Thursday , May 23 2024

Blu-ray Review: ‘Lisa Frankenstein’ – Written by Diablo Cody

Lisa Frankenstein has a few points of interest worth mentioning off the top. First of all, its screenplay was written by Academy Award-winner Diablo Cody (she took the prize for Best Original Screenplay for Juno back in 2007). Second, it’s the feature-length directing debut of Zelda Williams, daughter of the late Robin Williams. She has a few short films to her name. Finally, it stars the always-interesting Kathryn Newton (notably of Big Little Lies) along with Cole Sprouse (the former child star of The Suite Life of Zack & Cody and more recently of Riverdale).

Why the laundry list of names? Because there was every reason for Lisa Frankenstein to be a darkly comic winner. Sadly, it misses the mark. Lisa Swallows (Newton) is a high school outcast. Feeling isolated, and bored with her fellow students, Lisa would rather spend time in a cemetery, holding one-way conversations with tombstones. She’s particularly enamored with the grave of a young man who passed away in 1837. She’s basically in love with the idea of what this long-dead man might’ve been like in his lifetime.

Given the film’s title, it’s not terribly surprising when a lightning storm magically reanimates the man, as a mute, stumbling Creature (Sprouse). Before long, Lisa and the Creature develop a relationship.

There’s some interesting family drama that provides highlights unrelated to the horror elements. Part of Lisa’s depression stems, understandably, from her mother’s murder a couple of years earlier. Her dad, Dale (Joe Chrest), remarried. So, Lisa gained a stepmother, the nagging Janet (Carla Gugino), and a stepsister, Taffy (Liza Soberano).

While Gugino is saddled with the unlikable role of the overbearing stepmom, Soberano (a Filipino star making her Hollywood debut here) is terrific as Taffy. Forget about all the Creature nonsense, the dynamic between Lisa and Taffy could’ve powered a much more endearing movie. Newton and Soberano have great chemistry as two very different personalities who must learn to be family members.

Lisa Frankenstein, rather than being a character piece like Cody’s best films (not only Juno, but Young Adult and Tully), settles for being a Tim Burton ripoff. Anyone familiar with Burton’s distinctive stylings, particularly Edward Scissorhands, will recognize the debt owed here. Maybe Cody’s concept was a bit too much for a rookie director to pull off.

Maybe the tonal shifts were inherent in Cody’s screenplay, however. As Lisa and the Creature figure out how to make their relationship work, a series of brutally amoral events occur that makes it difficult to sympathize with them. The Creature is a reanimated corpse, making it easier to accept some of his violent activities. But Lisa, who is initially presented as a sensitive intellectual type, turns out to be something of a sociopath. Without getting into spoiler territory, some of her actions are reprehensible.
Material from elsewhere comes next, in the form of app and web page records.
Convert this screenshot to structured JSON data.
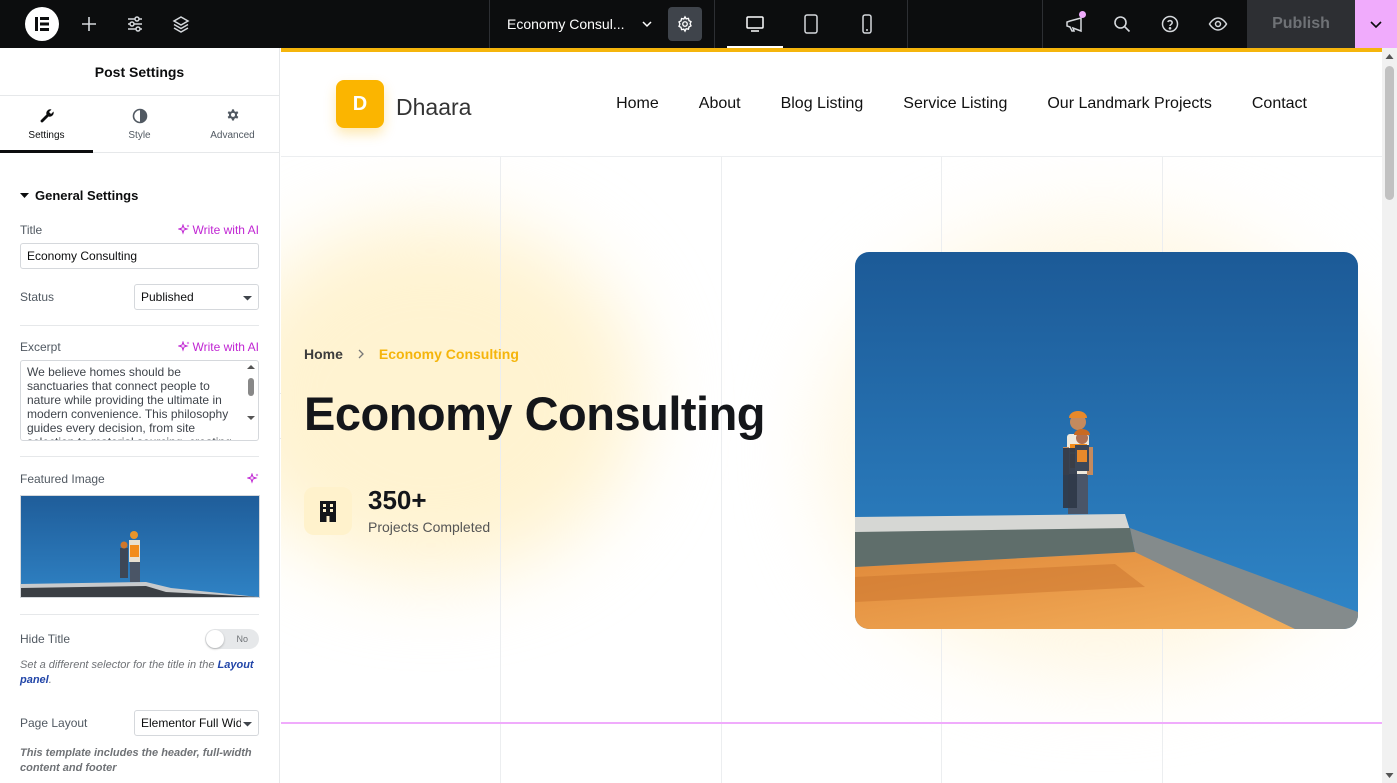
{
  "topbar": {
    "document_title": "Economy Consul...",
    "publish_label": "Publish",
    "colors": {
      "background": "#0c0d0e",
      "accent_pink": "#f0abfc"
    }
  },
  "panel": {
    "header": "Post Settings",
    "tabs": [
      {
        "label": "Settings",
        "icon": "wrench-icon",
        "active": true
      },
      {
        "label": "Style",
        "icon": "half-circle-icon",
        "active": false
      },
      {
        "label": "Advanced",
        "icon": "gear-icon",
        "active": false
      }
    ],
    "section_title": "General Settings",
    "title_label": "Title",
    "write_ai": "Write with AI",
    "title_value": "Economy Consulting",
    "status_label": "Status",
    "status_value": "Published",
    "excerpt_label": "Excerpt",
    "excerpt_value": "We believe homes should be sanctuaries that connect people to nature while providing the ultimate in modern convenience. This philosophy guides every decision, from site selection to material sourcing, creating",
    "featured_label": "Featured Image",
    "hide_title_label": "Hide Title",
    "hide_title_toggle": "No",
    "note_prefix": "Set a different selector for the title in the",
    "note_link": "Layout panel",
    "note_suffix": ".",
    "page_layout_label": "Page Layout",
    "page_layout_value": "Elementor Full Width",
    "template_note": "This template includes the header, full-width content and footer"
  },
  "site": {
    "logo_letter": "D",
    "site_name": "Dhaara",
    "nav": [
      "Home",
      "About",
      "Blog Listing",
      "Service Listing",
      "Our Landmark Projects",
      "Contact"
    ],
    "breadcrumb_home": "Home",
    "breadcrumb_current": "Economy Consulting",
    "hero_title": "Economy Consulting",
    "stat_number": "350+",
    "stat_label": "Projects Completed",
    "colors": {
      "accent": "#f5b50c",
      "logo_bg": "#fbb500"
    }
  }
}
Less obvious than the ripping off of Tim Burton’s visuals and overall tone, Lisa Frankenstein brings to mind an obscure but remarkable film from over 20 years ago. Written and directed by Lucky McKee, May (2002) is a haunting horror creation about a young woman who is also an outcast. While by no means specifically analogous to Lisa, May is recommendable as an alternative with similar themes (namely, the “creation” of a romantic companion).

The big difference is that May is an introspective, mature piece that makes Cody and Williams’ film seem like Romper Room by comparison. Yes, Lisa Frankenstein is a “knowing” tribute, for lack of a better word, to much better films. But it’s so devoid of originality, it’s worth trying to redirect curious viewers to a better and thematically-related film like May.

Universal Pictures Home Entertainment’s Blu-ray collector’s edition of Lisa Frankenstein boasts deleted scenes, a gag reel, three featurettes, and an audio commentary track with director Zelda Williams.

About The Other Chad

An old co-worker of mine thought my name was Chad. Since we had two Chads working there at the time, I was "The Other Chad."

Check Also

Ben is Back

Austin Film Fest Film Review: ‘Ben is Back’ will Shake You Up

Ben is Back is one of those films that break rules and still entertains. Entertain …